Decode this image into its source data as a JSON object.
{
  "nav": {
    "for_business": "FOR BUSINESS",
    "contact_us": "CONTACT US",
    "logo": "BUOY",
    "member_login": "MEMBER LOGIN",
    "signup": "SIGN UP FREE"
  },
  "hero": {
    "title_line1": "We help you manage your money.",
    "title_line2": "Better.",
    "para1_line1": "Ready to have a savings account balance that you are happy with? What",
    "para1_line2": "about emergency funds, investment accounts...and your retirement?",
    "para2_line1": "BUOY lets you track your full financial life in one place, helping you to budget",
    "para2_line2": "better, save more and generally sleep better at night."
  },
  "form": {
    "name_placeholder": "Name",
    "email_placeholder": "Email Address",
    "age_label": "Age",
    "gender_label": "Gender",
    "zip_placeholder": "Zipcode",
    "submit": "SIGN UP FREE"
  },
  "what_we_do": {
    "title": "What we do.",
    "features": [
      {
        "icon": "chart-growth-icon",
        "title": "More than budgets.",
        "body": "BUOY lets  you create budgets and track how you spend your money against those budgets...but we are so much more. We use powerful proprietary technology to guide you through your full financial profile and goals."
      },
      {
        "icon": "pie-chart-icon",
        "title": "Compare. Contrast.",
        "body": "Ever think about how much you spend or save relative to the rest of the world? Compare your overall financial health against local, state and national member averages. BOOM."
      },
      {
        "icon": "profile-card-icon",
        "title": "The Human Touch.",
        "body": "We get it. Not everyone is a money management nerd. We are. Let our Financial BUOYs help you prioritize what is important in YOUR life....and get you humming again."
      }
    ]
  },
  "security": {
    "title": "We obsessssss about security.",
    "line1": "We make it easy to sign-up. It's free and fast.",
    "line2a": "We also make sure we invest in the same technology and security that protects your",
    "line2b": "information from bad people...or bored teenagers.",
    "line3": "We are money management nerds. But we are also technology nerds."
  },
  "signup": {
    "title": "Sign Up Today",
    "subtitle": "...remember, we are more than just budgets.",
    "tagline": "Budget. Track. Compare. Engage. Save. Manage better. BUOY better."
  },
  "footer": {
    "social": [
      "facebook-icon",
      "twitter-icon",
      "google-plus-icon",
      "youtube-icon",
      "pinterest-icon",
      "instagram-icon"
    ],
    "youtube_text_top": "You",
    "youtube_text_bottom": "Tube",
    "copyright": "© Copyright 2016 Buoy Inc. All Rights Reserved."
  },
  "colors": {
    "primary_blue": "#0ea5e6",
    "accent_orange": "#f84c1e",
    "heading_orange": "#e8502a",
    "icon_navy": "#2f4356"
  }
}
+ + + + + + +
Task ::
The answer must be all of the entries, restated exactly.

Solution to this exercise ::
Decode this image into its source data as a JSON object.
{
  "nav": {
    "for_business": "FOR BUSINESS",
    "contact_us": "CONTACT US",
    "logo": "BUOY",
    "member_login": "MEMBER LOGIN",
    "signup": "SIGN UP FREE"
  },
  "hero": {
    "title_line1": "We help you manage your money.",
    "title_line2": "Better.",
    "para1_line1": "Ready to have a savings account balance that you are happy with? What",
    "para1_line2": "about emergency funds, investment accounts...and your retirement?",
    "para2_line1": "BUOY lets you track your full financial life in one place, helping you to budget",
    "para2_line2": "better, save more and generally sleep better at night."
  },
  "form": {
    "name_placeholder": "Name",
    "email_placeholder": "Email Address",
    "age_label": "Age",
    "gender_label": "Gender",
    "zip_placeholder": "Zipcode",
    "submit": "SIGN UP FREE"
  },
  "what_we_do": {
    "title": "What we do.",
    "features": [
      {
        "icon": "chart-growth-icon",
        "title": "More than budgets.",
        "body": "BUOY lets  you create budgets and track how you spend your money against those budgets...but we are so much more. We use powerful proprietary technology to guide you through your full financial profile and goals."
      },
      {
        "icon": "pie-chart-icon",
        "title": "Compare. Contrast.",
        "body": "Ever think about how much you spend or save relative to the rest of the world? Compare your overall financial health against local, state and national member averages. BOOM."
      },
      {
        "icon": "profile-card-icon",
        "title": "The Human Touch.",
        "body": "We get it. Not everyone is a money management nerd. We are. Let our Financial BUOYs help you prioritize what is important in YOUR life....and get you humming again."
      }
    ]
  },
  "security": {
    "title": "We obsessssss about security.",
    "line1": "We make it easy to sign-up. It's free and fast.",
    "line2a": "We also make sure we invest in the same technology and security that protects your",
    "line2b": "information from bad people...or bored teenagers.",
    "line3": "We are money management nerds. But we are also technology nerds."
  },
  "signup": {
    "title": "Sign Up Today",
    "subtitle": "...remember, we are more than just budgets.",
    "tagline": "Budget. Track. Compare. Engage. Save. Manage better. BUOY better."
  },
  "footer": {
    "social": [
      "facebook-icon",
      "twitter-icon",
      "google-plus-icon",
      "youtube-icon",
      "pinterest-icon",
      "instagram-icon"
    ],
    "youtube_text_top": "You",
    "youtube_text_bottom": "Tube",
    "copyright": "© Copyright 2016 Buoy Inc. All Rights Reserved."
  },
  "colors": {
    "primary_blue": "#0ea5e6",
    "accent_orange": "#f84c1e",
    "heading_orange": "#e8502a",
    "icon_navy": "#2f4356"
  }
}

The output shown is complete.